In the past, I’ve tended to tackle the automation challenge from the perspective of applying automated / scripted responses to tasks that are done manually via the OSS. But it’s dawned on me that I have it around the wrong way! It is an incremental perspective on the main objective of automations – global zero-touch networks.
If we take all of the tasks performed by all of the OSS around the globe, the number of variants is incalculable… which probably means the zero-touch problem is unsolvable (we might be able to solve for many situations, but not all).
The more solvable approach would be to develop a more homogeneous approach to network self-care / self-optimisation. In other words, the majority of the zero-touch challenge is actually handled at the equivalent of EMS level and below (I’m perhaps using out-dated self-healing terminology, but hopefully terminology that’s familiar to readers) and only cross-domain issues bubble up to OSS level.
As the diagram below describes, each layer up abstracts but connects (as described in more detail in “What an OSS shouldn’t do“). That is, each higher layer in the stack reduces the amount if information/control within a domain that it’s responsible for, but it assumes more a broader responsibility for connecting domains together.
The abstraction process reduces the number of self-healing variants the OSS needs to handle. But to cope with the complexity of self-caring for connected domains, we need a more homogeneous set of health information being presented up from the network.
Whereas the intent model is designed to push actions down into the lower layers with a standardised, simplified language, this would be the reverse – pushing network health knowledge up to higher layers to deal with… in a standard, consistent approach.
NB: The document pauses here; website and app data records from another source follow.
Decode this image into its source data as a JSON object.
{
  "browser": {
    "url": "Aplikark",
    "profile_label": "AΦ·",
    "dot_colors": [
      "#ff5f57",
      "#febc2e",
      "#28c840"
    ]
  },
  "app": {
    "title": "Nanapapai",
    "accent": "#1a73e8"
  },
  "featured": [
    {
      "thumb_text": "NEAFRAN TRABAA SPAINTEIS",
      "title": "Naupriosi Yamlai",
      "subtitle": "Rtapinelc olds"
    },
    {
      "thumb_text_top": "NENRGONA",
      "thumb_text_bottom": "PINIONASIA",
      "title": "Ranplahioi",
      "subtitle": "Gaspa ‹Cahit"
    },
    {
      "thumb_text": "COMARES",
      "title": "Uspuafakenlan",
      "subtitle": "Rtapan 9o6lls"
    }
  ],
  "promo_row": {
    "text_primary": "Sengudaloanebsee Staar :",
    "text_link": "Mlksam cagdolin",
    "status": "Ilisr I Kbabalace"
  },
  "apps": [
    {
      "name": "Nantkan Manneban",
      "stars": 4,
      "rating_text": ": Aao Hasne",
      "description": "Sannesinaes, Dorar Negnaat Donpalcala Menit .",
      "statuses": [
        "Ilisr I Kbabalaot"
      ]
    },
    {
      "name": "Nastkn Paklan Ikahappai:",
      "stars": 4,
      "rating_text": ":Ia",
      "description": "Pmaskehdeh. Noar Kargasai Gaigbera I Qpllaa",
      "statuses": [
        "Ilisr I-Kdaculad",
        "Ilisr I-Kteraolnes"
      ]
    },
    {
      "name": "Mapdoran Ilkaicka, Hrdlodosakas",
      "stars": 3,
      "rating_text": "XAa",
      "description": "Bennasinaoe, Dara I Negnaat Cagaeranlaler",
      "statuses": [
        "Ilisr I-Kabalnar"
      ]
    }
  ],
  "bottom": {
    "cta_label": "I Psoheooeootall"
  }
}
And BTW, unlike the pervading approach of today, I’m clearly saying that when unforeseen (or not previously experienced) scenarios appear within a domain, they’re not just kicked up to OSS, but the domains are stoic enough to deal with the situation inside the domain.Read the Passionate About OSS Blog for more or Subscribe to the Passionate About OSS Blog by Email